A group of George Washington (GW) University student leaders have launched an effort to examine and decide if campus buildings named after individuals with prejudicial pasts are being honored.
Supported by the student association, one of its senators will create a 10-student task force, effective this month, to review the buildings whose namesakes held bigoted beliefs.
For example, the university’s student center, the Cloyd Heck Marvin Center, is named for the school’s longest serving president, from 1927 to 1959. In 2005, then-student Andrew Novak, in the student newspaper The GW Hatchet, called for GW to rename the building.
“Marvin’s tacit support of segregation, his attempt to kick Hillel off campus and his constant manipulation of the Board of Trustees caused many to resent his heavy-handed policies,” Novak wrote. “In 1946, Marvin attempted to expel a student who protested outside of Lisner Auditorium on opening night because the student opposed Lisner’s whites-only racial policy.”
He added, “Marvin’s persecution of liberals among the faculty, his well-documented support of segregation and his constant disregard for the civil liberties of students make his legacy one that should not be memorialized on so prominent a building as this one.”
Task force leader and student association senator Imani Ross echoed Novak’s sentiment.
“He was actively discriminatory against students of color, political organizations on campus and even religious organizations,” Ross told The Hatchet. “It’s not representative of the communities that come together in the Marvin Center and do great work.”
Ross nor her committee colleague Jan Yonan responded to a Red Alert request for comment.
University spokeswoman Maralee Csellar told the student publication that the university has been aware of opposition towards whom the student center is named after. She said, “There are many ways that universities come to terms with their history, and we are open to discussions and ideas about how best to understand and recognize the totality of the Marvin legacy.”
GW senior Scotty Dolgov has a reserved attitude about these developments. “On the periphery it sounds petty, but if there are enough indigenous people that feel that way it should at least be considered,” he told Red Alert.
Simultaneously, Dolgov questions the motivations of the committee. “This seems like a ploy for a resume,” he said. “It’s like they think can read the mind of a dead man.”
Campus groups like the Jewish Student Association (JSA,) which works with Hillel, are backing the initiative.
“The JSA has been approached by Imani regarding the task force and we are interested in joining their efforts,” a JSA board member, who requested to remain anonymous, told Red Alert.
The board member added that the Jewish student group is awaiting specific information before officially deciding to join the task force, like who is on the committee, its end goal, and what the JSA’s involvement would entail.
GW is not the only university whose students want their school to acknowledge discriminatory figures in their school’s dark history.

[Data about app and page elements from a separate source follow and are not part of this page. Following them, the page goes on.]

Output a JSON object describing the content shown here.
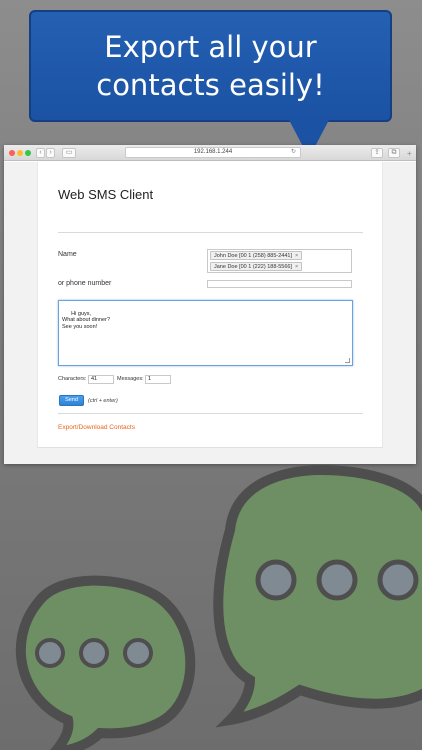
{
  "banner": {
    "line1": "Export all your",
    "line2": "contacts easily!"
  },
  "browser": {
    "url": "192.168.1.244"
  },
  "app": {
    "title": "Web SMS Client",
    "name_label": "Name",
    "recipients": [
      "John Doe [00 1 (258) 885-2441]",
      "Jane Doe [00 1 (222) 188-5566]"
    ],
    "remove_symbol": "×",
    "phone_label": "or phone number",
    "phone_value": "",
    "message": "Hi guys,\nWhat about dinner?\nSee you soon!",
    "characters_label": "Characters:",
    "characters_value": "41",
    "messages_label": "Messages:",
    "messages_value": "1",
    "send_label": "Send",
    "send_hint": "(ctrl + enter)",
    "export_label": "Export/Download Contacts"
  },
  "colors": {
    "banner": "#1b52a3",
    "bubble_fill": "#6e8f63",
    "bubble_outline": "#4e4e4e",
    "link": "#e8641b",
    "send_button": "#2f83d6"
  }
}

For instance, two years ago, Princeton University students protested the name of the school’s International Affairs building, named after Woodrow Wilson, who served as president of the university before becoming the 28th U.S. President (Princeton rejected the students’ request).
No word yet if GW will be renamed altogether, considering the nation’s first president was a slaveholder.